> **Exercise goal**
From the material below, copy out each line with the word "icon" in it.
[Opening Data for the task section]
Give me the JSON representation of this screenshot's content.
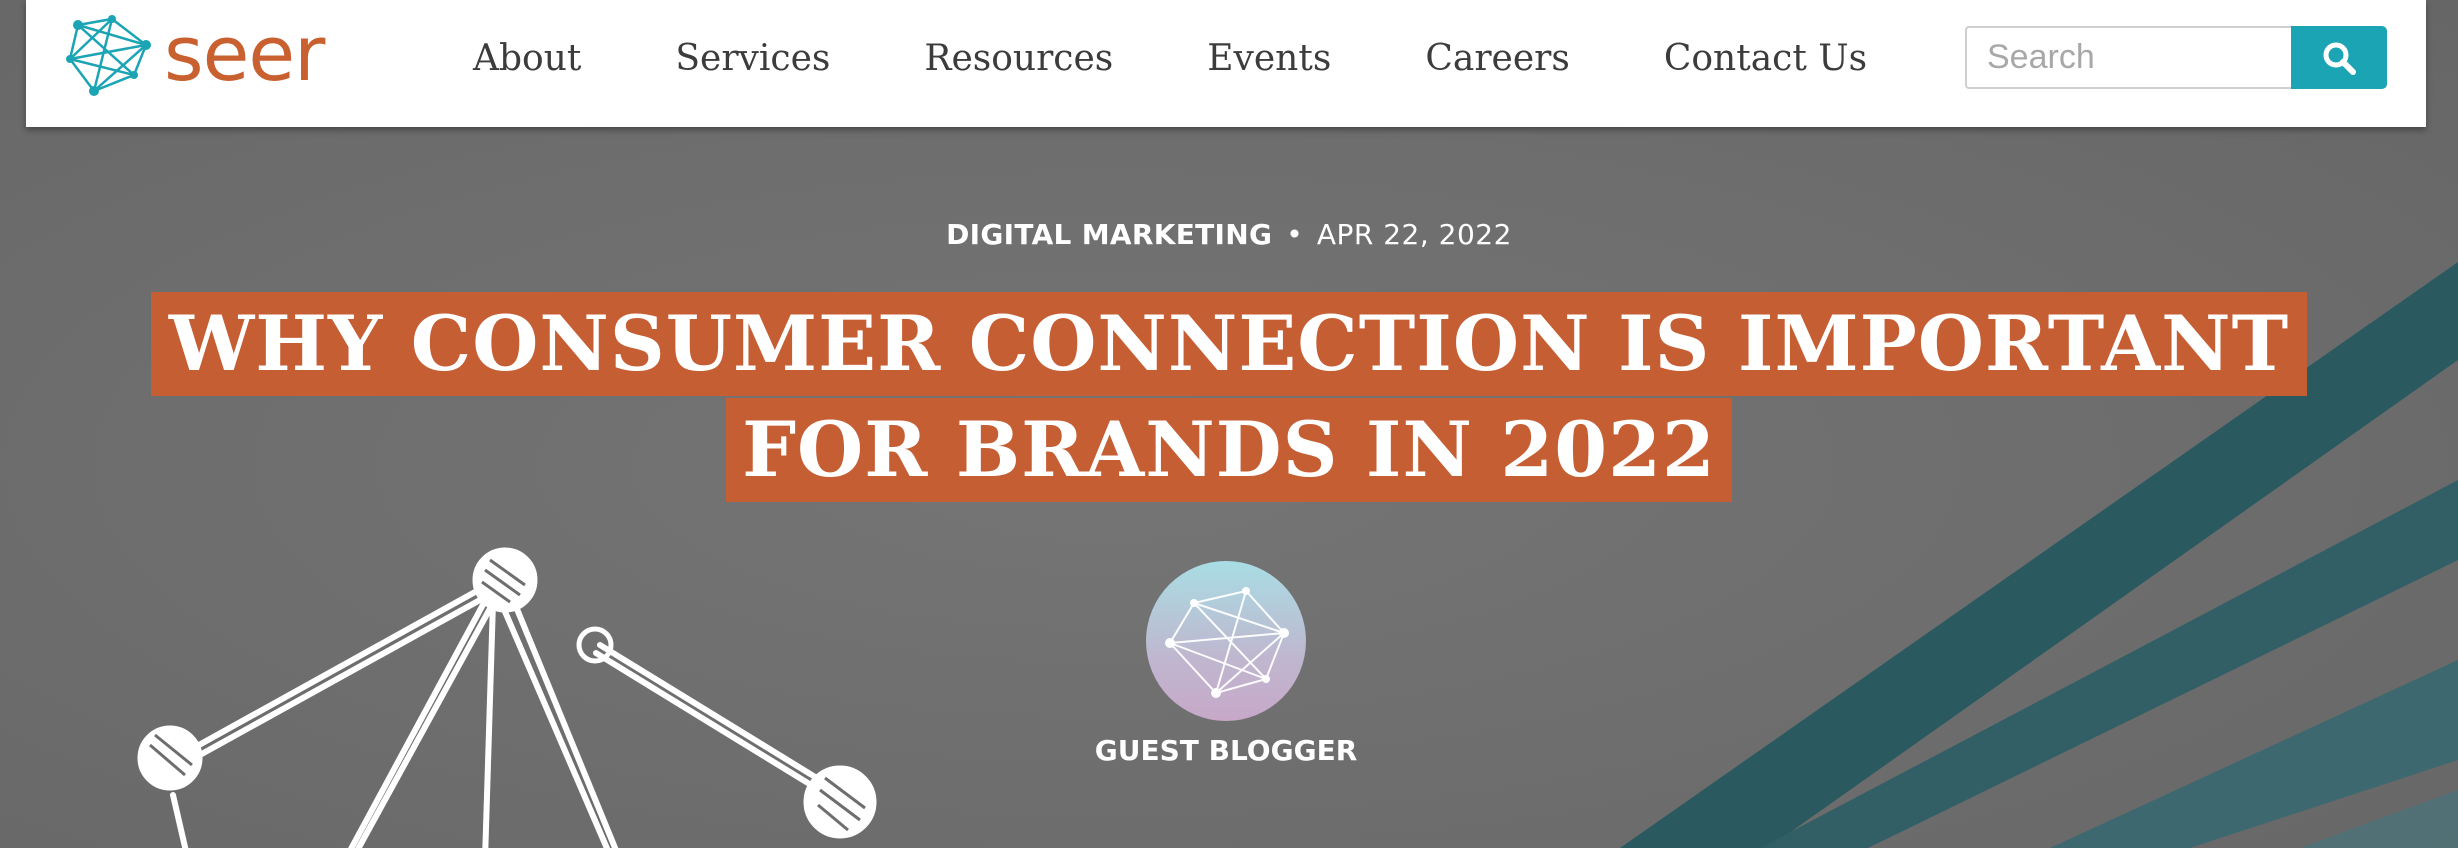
{
  "brand": {
    "name": "seer",
    "logo_icon": "network-logo-icon",
    "accent_color": "#c9602f",
    "teal_color": "#1aa4b4"
  },
  "nav": {
    "items": [
      {
        "label": "About"
      },
      {
        "label": "Services"
      },
      {
        "label": "Resources"
      },
      {
        "label": "Events"
      },
      {
        "label": "Careers"
      },
      {
        "label": "Contact Us"
      }
    ]
  },
  "search": {
    "placeholder": "Search",
    "value": "",
    "button_icon": "search-icon"
  },
  "article": {
    "category": "DIGITAL MARKETING",
    "separator": "•",
    "date": "APR 22, 2022",
    "title_line_1": "WHY CONSUMER CONNECTION IS IMPORTANT",
    "title_line_2": "FOR BRANDS IN 2022",
    "title_bg_color": "#c65e34",
    "author": {
      "name": "GUEST BLOGGER",
      "avatar_icon": "network-avatar-icon"
    }
  }
}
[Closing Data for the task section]
> **Response to this exercise**
    "logo_icon": "network-logo-icon",
    "button_icon": "search-icon"
      "avatar_icon": "network-avatar-icon"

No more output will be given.